- Honda Cars India has seen the share of diesel in overall sales shrink from 67% in 2013-14 to just about 25% at the end of 2016-17. Honda City sedan, which had 60% of sales coming from diesel in 2014, now gets only 20% of its volumes from the diesel fuel.
- The same is the case for some of the models of Maruti Suzuki, the country’s largest carmaker. For example, diesel variant of Ciaz sedan now accounts for 30% of sales as against 60% just some time back. However, diesel still remains strong for Maruti as some models such as Brezza mini SUV do not have a petrol variant.
The trend is only going to get stronger, say company executives who are now preparing for a life beyond diesel as the government pushes for cleaner technologies where the current focus is on electric drive trains.
As per Maruti chairman R C Bhargava, the trend is only going to get stronger, at least in the passenger cars segment. “I don’t see a big play (for diesel). The market does not like diesel. I expect its share to come down.” “Diesel is losing ground now, and the shift is quite pronounced,” as per Rakesh Srivastava, director (sales & marketing) at Hyundai India. (both as quoted in TOI)
- Narrowing gap between petrol and diesel fuel prices: With the difference between petrol and diesel fuel narrowing down, many people now prefer to opt for petrol versions. Against a gap of Rs 27 around the middle of 2012, the difference in the retail price of petrol and diesel fuel has narrowed down to only ~Rs 10 now.
- Expensive Maintenance: Diesel cars, while giving higher fuel efficiency, require more expensive servicing and regular maintenance when compared to their petrol versions.
- Higher Acquisition Cost: The higher maintenance comes at the top of an already expensive acquisition cost as diesel variants are priced higher than their petrol versions, by at least Rs 1 lakh. Since diesel powered cars are costlier than petrols, buyers need to drive diesels for much longer distances to make up for the higher initial cost.
- Lower registration period for diesel vehicles: In Delhi/NCR and certain other regions, courts have banned diesel cars older than 10 years, reducing resale value of older diesel cars. This uncertainty over the future of diesels is another factor pushing customers towards petrols.

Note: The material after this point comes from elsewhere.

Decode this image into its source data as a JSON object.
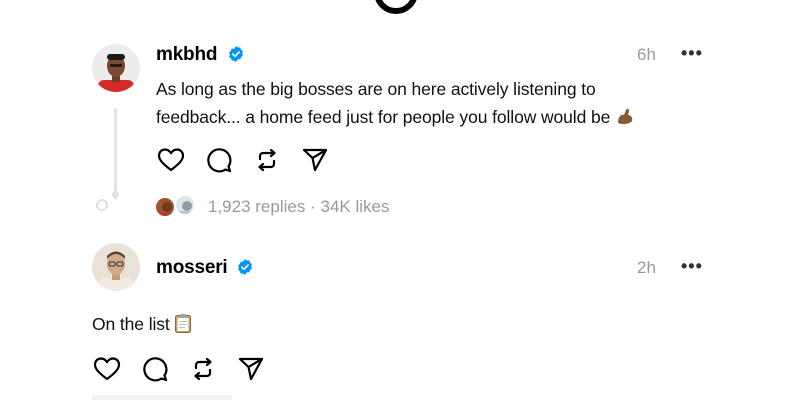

- Dangerous Emission Levels: Diesel cars have also been in the spotlight for emission scandals, and customers, who’re now more environment conscious, are avoiding diesels. The awareness levels about the dangerous emissions of diesel vehicles is still low, but increasing gradually due to media spotlight and court actions.
The only challenge to the trend, however, remains the rising share of SUVs in the country, where nearly 7 out of 10 buyers opt for diesel powered ones. Diesel is traditionally the preferred choice in SUVs, though the mindset towards petrol is also finding some strength here. Take for example the Creta SUV where more than 30% of sales are coming from petrol version. In case of many SUVs, the only reason buyers opt for diesels is the lack of availability of petrols. This is expected to change fast as many automakers are introducing petrol engines on SUVs as well. More stringent actions are needed by government and courts to curb sale of Diesel SUVs, which cause 25-65 times more pollution than petrol small cars.
- Article published in TOI dated Jan 3, 2018. Click here